There are many people out there who really want to help other people change/be happier. Some of them are professionals some simply fall into the “helping role” because of their desire to be of service. Most have noble unselfish reasons for doing this. Yet the wish to help does not mean we always do it effectively. In fact, it is quite easy to actually put someone off making a change that they are uncertain about if the “helping” party behaves in a certain way.
You see, people who are “stuck” or shall we say “ambivalent” about change, generally want two things that are incompatible, or that they both want and don’t want at the same time! In comes the helper, armed with the knowledge of what is “good” for their friend/client and proceeds to push them in the “right” direction. Funny how after the well-meaning advice from the helping friend, the individual often runs in the other direction!
What is important to understand is that human nature is very complex yet one of our most basic drives is for independence/control/autonomy.. And that means, we rarely like being told what to do!! Even though we may ask someone what they think we should do! What we really want is to be able to come up with our own reasons for making a decision, based on our personal values and beliefs. We don’t want to be persuaded or convinced of what to do. So how can we help as a well-meaning outside party?
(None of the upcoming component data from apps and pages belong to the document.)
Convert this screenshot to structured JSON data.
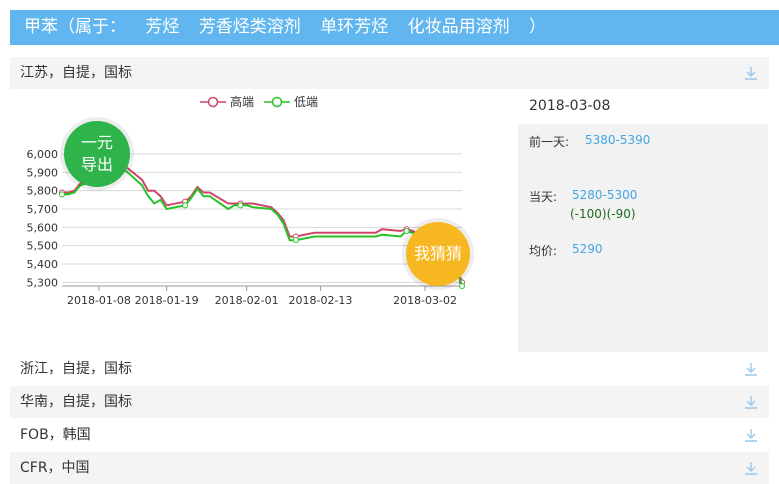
{
  "header": {
    "title": "甲苯（属于：",
    "tags": [
      "芳烃",
      "芳香烃类溶剂",
      "单环芳烃",
      "化妆品用溶剂"
    ],
    "close": "）"
  },
  "regions": [
    {
      "label": "江苏，自提，国标"
    },
    {
      "label": "浙江，自提，国标"
    },
    {
      "label": "华南，自提，国标"
    },
    {
      "label": "FOB，韩国"
    },
    {
      "label": "CFR，中国"
    }
  ],
  "buttons": {
    "export": "一元\n导出",
    "guess": "我猜猜"
  },
  "detail": {
    "date": "2018-03-08",
    "prev_label": "前一天:",
    "prev_value": "5380-5390",
    "today_label": "当天:",
    "today_value": "5280-5300",
    "today_change": "(-100)(-90)",
    "avg_label": "均价:",
    "avg_value": "5290"
  },
  "colors": {
    "header": "#62b6ef",
    "high": "#d0466a",
    "low": "#27c227",
    "export_bg": "#2fb34b",
    "guess_bg": "#f7b720",
    "link": "#44a5e3"
  },
  "chart_data": {
    "type": "line",
    "x": [
      "2018-01-02",
      "2018-01-03",
      "2018-01-04",
      "2018-01-05",
      "2018-01-08",
      "2018-01-09",
      "2018-01-10",
      "2018-01-11",
      "2018-01-12",
      "2018-01-15",
      "2018-01-16",
      "2018-01-17",
      "2018-01-18",
      "2018-01-19",
      "2018-01-22",
      "2018-01-23",
      "2018-01-24",
      "2018-01-25",
      "2018-01-26",
      "2018-01-29",
      "2018-01-30",
      "2018-01-31",
      "2018-02-01",
      "2018-02-02",
      "2018-02-05",
      "2018-02-06",
      "2018-02-07",
      "2018-02-08",
      "2018-02-09",
      "2018-02-12",
      "2018-02-13",
      "2018-02-14",
      "2018-02-22",
      "2018-02-23",
      "2018-02-26",
      "2018-02-27",
      "2018-02-28",
      "2018-03-01",
      "2018-03-02",
      "2018-03-05",
      "2018-03-06",
      "2018-03-07",
      "2018-03-08"
    ],
    "series": [
      {
        "name": "高端",
        "values": [
          5790,
          5790,
          5800,
          5840,
          5870,
          5900,
          5940,
          5980,
          5940,
          5860,
          5800,
          5800,
          5770,
          5720,
          5740,
          5770,
          5820,
          5790,
          5790,
          5730,
          5730,
          5730,
          5730,
          5730,
          5710,
          5680,
          5640,
          5550,
          5550,
          5570,
          5570,
          5570,
          5570,
          5590,
          5580,
          5590,
          5580,
          5560,
          5460,
          5350,
          5330,
          5390,
          5300
        ]
      },
      {
        "name": "低端",
        "values": [
          5780,
          5780,
          5790,
          5830,
          5860,
          5890,
          5930,
          5960,
          5920,
          5830,
          5770,
          5730,
          5750,
          5700,
          5720,
          5760,
          5810,
          5770,
          5770,
          5700,
          5720,
          5720,
          5720,
          5710,
          5700,
          5670,
          5620,
          5530,
          5530,
          5550,
          5550,
          5550,
          5550,
          5560,
          5550,
          5580,
          5570,
          5540,
          5430,
          5320,
          5300,
          5380,
          5280
        ]
      }
    ],
    "legend": [
      "高端",
      "低端"
    ],
    "xticks": [
      "2018-01-08",
      "2018-01-19",
      "2018-02-01",
      "2018-02-13",
      "2018-03-02"
    ],
    "yticks": [
      "5,300",
      "5,400",
      "5,500",
      "5,600",
      "5,700",
      "5,800",
      "5,900",
      "6,000"
    ],
    "ylim": [
      5280,
      6000
    ],
    "grid": true,
    "legend_position": "top-center"
  }
}
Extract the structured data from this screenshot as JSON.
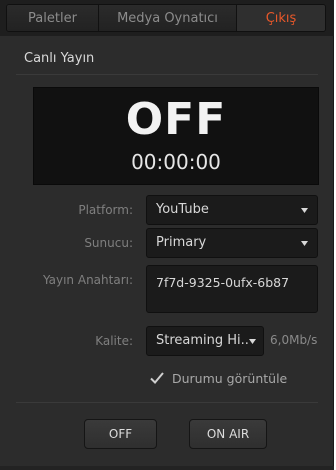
{
  "tabs": [
    {
      "label": "Paletler",
      "active": false
    },
    {
      "label": "Medya Oynatıcı",
      "active": false
    },
    {
      "label": "Çıkış",
      "active": true
    }
  ],
  "colors": {
    "accent": "#e8582a",
    "panel": "#2c2c2c",
    "field": "#1b1b1b"
  },
  "section": {
    "title": "Canlı Yayın"
  },
  "status": {
    "state": "OFF",
    "time": "00:00:00"
  },
  "form": {
    "platform": {
      "label": "Platform:",
      "value": "YouTube"
    },
    "server": {
      "label": "Sunucu:",
      "value": "Primary"
    },
    "stream_key": {
      "label": "Yayın Anahtarı:",
      "value": "7f7d-9325-0ufx-6b87"
    },
    "quality": {
      "label": "Kalite:",
      "value": "Streaming Hi...",
      "bitrate": "6,0Mb/s"
    },
    "show_status": {
      "label": "Durumu görüntüle",
      "checked": true
    }
  },
  "buttons": {
    "off": "OFF",
    "on_air": "ON AIR"
  },
  "icons": {
    "dropdown": "chevron-down-icon",
    "check": "checkmark-icon"
  }
}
Well let’s start with what doesn’t work.
The following list may seem like harmless enough approaches, yet all can prevent the listener from moving forward:
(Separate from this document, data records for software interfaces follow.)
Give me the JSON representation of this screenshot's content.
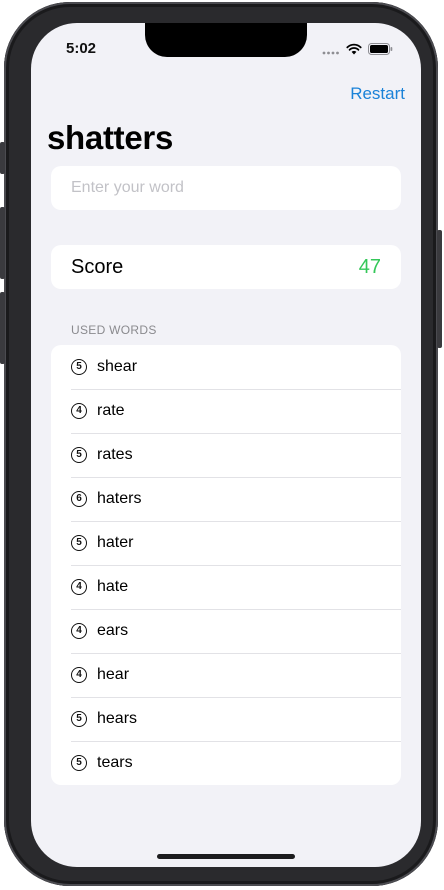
{
  "status_bar": {
    "time": "5:02"
  },
  "nav": {
    "restart_label": "Restart",
    "title": "shatters"
  },
  "input": {
    "placeholder": "Enter your word",
    "value": ""
  },
  "score": {
    "label": "Score",
    "value": "47"
  },
  "used_words": {
    "header": "USED WORDS",
    "items": [
      {
        "count": "5",
        "word": "shear"
      },
      {
        "count": "4",
        "word": "rate"
      },
      {
        "count": "5",
        "word": "rates"
      },
      {
        "count": "6",
        "word": "haters"
      },
      {
        "count": "5",
        "word": "hater"
      },
      {
        "count": "4",
        "word": "hate"
      },
      {
        "count": "4",
        "word": "ears"
      },
      {
        "count": "4",
        "word": "hear"
      },
      {
        "count": "5",
        "word": "hears"
      },
      {
        "count": "5",
        "word": "tears"
      }
    ]
  },
  "colors": {
    "accent": "#1a82d8",
    "score": "#34c759",
    "background": "#f2f2f7"
  },
  "icons": {
    "signal": "cellular-signal-icon",
    "wifi": "wifi-icon",
    "battery": "battery-icon",
    "word_count": "numbered-circle-icon"
  }
}
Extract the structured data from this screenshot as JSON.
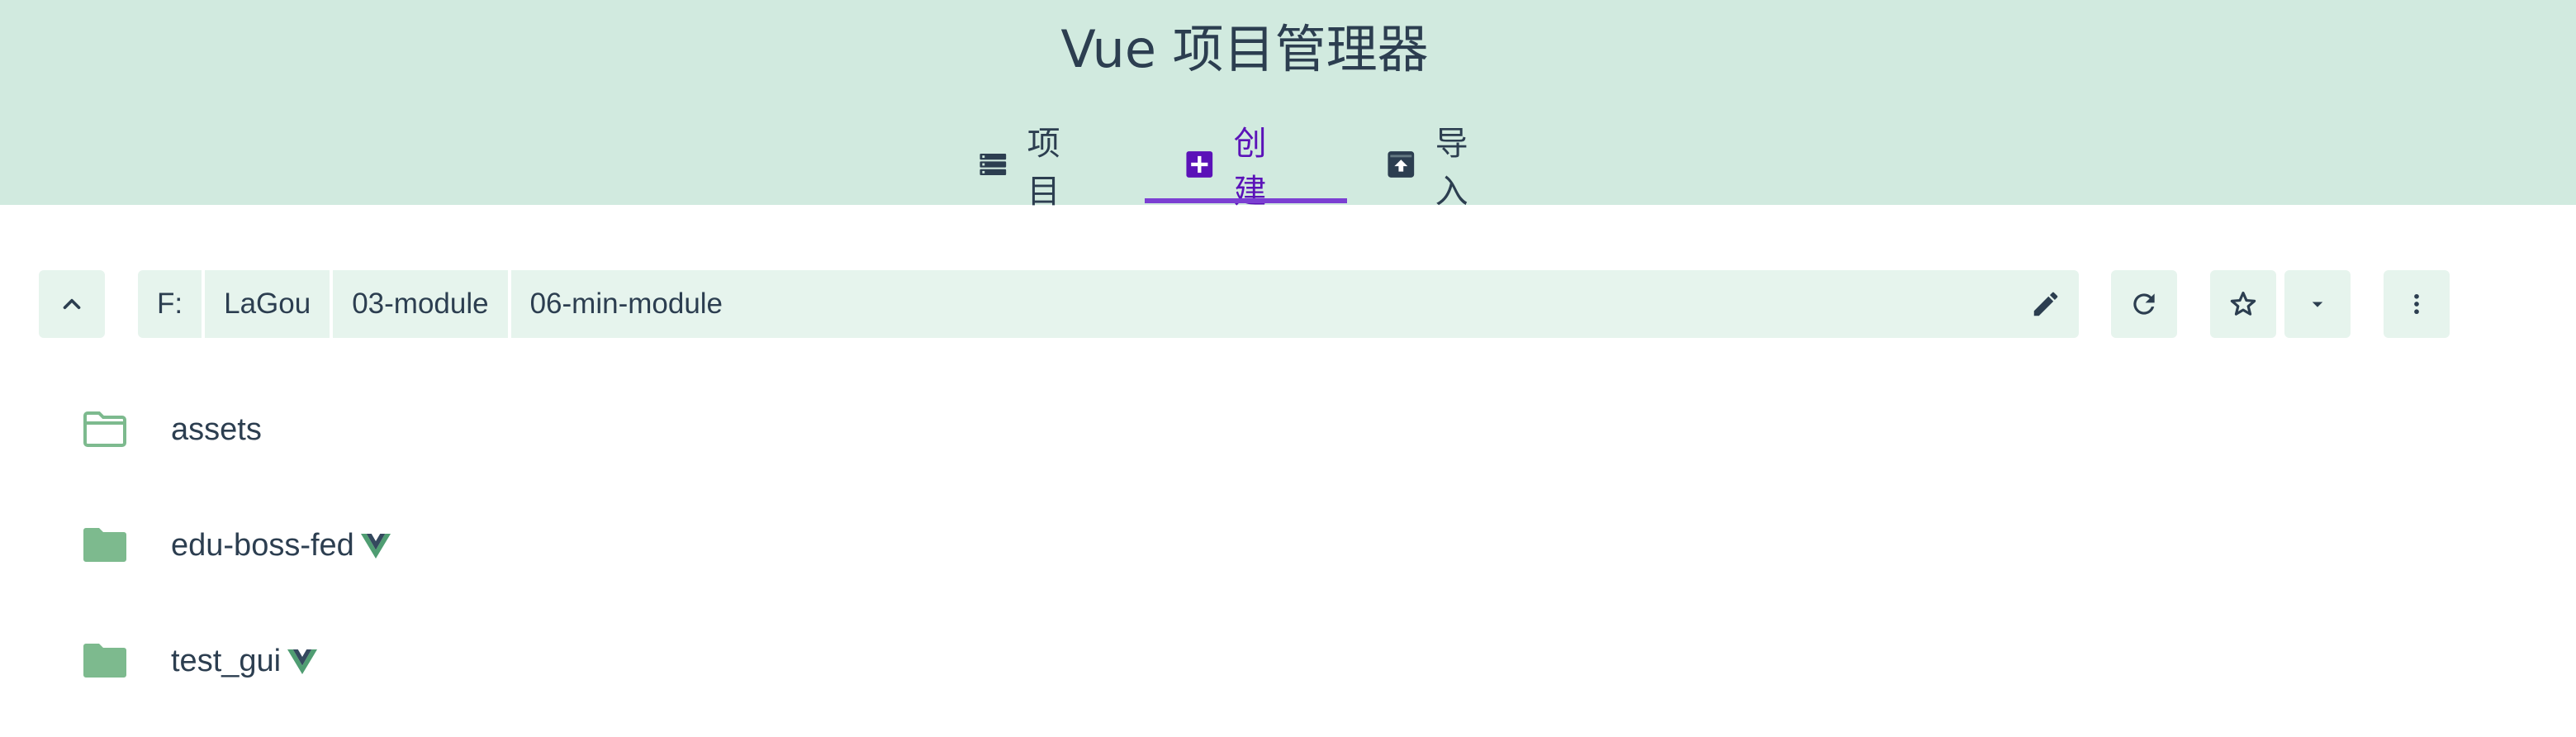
{
  "app": {
    "title": "Vue 项目管理器"
  },
  "tabs": [
    {
      "label": "项目",
      "icon": "list-icon",
      "active": false
    },
    {
      "label": "创建",
      "icon": "plus-box-icon",
      "active": true
    },
    {
      "label": "导入",
      "icon": "archive-upload-icon",
      "active": false
    }
  ],
  "toolbar": {
    "up_icon": "chevron-up-icon",
    "path_segments": [
      "F:",
      "LaGou",
      "03-module",
      "06-min-module"
    ],
    "edit_icon": "pencil-icon",
    "refresh_icon": "refresh-icon",
    "favorite_icon": "star-outline-icon",
    "favorites_dropdown_icon": "caret-down-icon",
    "more_icon": "more-vertical-icon"
  },
  "folders": [
    {
      "name": "assets",
      "icon": "folder-outline-icon",
      "vue_project": false
    },
    {
      "name": "edu-boss-fed",
      "icon": "folder-icon",
      "vue_project": true
    },
    {
      "name": "test_gui",
      "icon": "folder-icon",
      "vue_project": true
    }
  ],
  "colors": {
    "header_bg": "#d1eadf",
    "accent": "#5b12b8",
    "toolbar_bg": "#e6f4ed",
    "folder_green": "#7dba8e",
    "text": "#2c3e50"
  }
}
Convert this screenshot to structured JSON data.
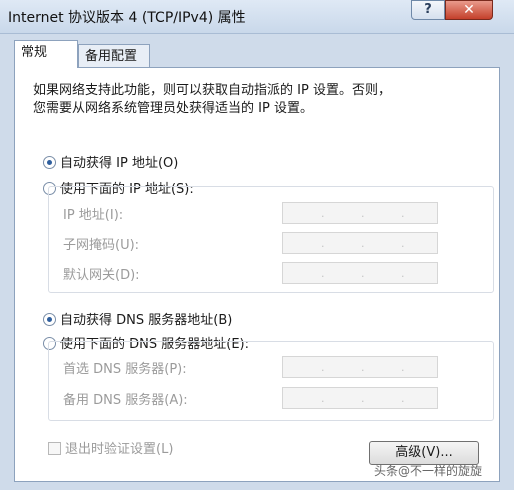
{
  "window": {
    "title": "Internet 协议版本 4 (TCP/IPv4) 属性",
    "help_label": "?",
    "close_label": "✕"
  },
  "tabs": [
    {
      "label": "常规",
      "active": true
    },
    {
      "label": "备用配置",
      "active": false
    }
  ],
  "description": {
    "line1": "如果网络支持此功能，则可以获取自动指派的 IP 设置。否则，",
    "line2": "您需要从网络系统管理员处获得适当的 IP 设置。"
  },
  "ip_section": {
    "auto_label": "自动获得 IP 地址(O)",
    "manual_label": "使用下面的 IP 地址(S):",
    "selected": "auto",
    "fields": [
      {
        "label": "IP 地址(I):",
        "value": ". . ."
      },
      {
        "label": "子网掩码(U):",
        "value": ". . ."
      },
      {
        "label": "默认网关(D):",
        "value": ". . ."
      }
    ]
  },
  "dns_section": {
    "auto_label": "自动获得 DNS 服务器地址(B)",
    "manual_label": "使用下面的 DNS 服务器地址(E):",
    "selected": "auto",
    "fields": [
      {
        "label": "首选 DNS 服务器(P):",
        "value": ". . ."
      },
      {
        "label": "备用 DNS 服务器(A):",
        "value": ". . ."
      }
    ]
  },
  "validate_checkbox": {
    "label": "退出时验证设置(L)",
    "checked": false
  },
  "advanced_button": {
    "label": "高级(V)..."
  },
  "watermark": "头条@不一样的旋旋"
}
- Ordering, directing
- Giving advice, making suggestions, providing solutions
- Persuading with logic, arguing or lecturing
- Moralising or telling them what they “should” do
- Disagreeing, judging, criticising or blaming (anyone)
- Shaming, ridiculing or labeling
- Interpreting or analysing
- Reassuring, sympathising or consoling
- Withdrawing, distracting or changing the subject!
So what’s left??
Five simple things we can do that may help someone make an important decision when we accept that only they know what is important for them.
- Ask open questions (can’t be answered with one word or a grunt!)
- Listen and reflect what they have just said back to them (like a mirror but without any from the above list layering the content!
- Acknowledge their strengths
- Summarise what you hear them say
- Have compassion and give them space.
So next time we are tempted to jump in and “fix” a person’s problems, stop for a minute and ask whether what we plan to do is really useful or if there could be a different approach.
Ref: Miller and Rollnick, Motivational Interviewing 2013.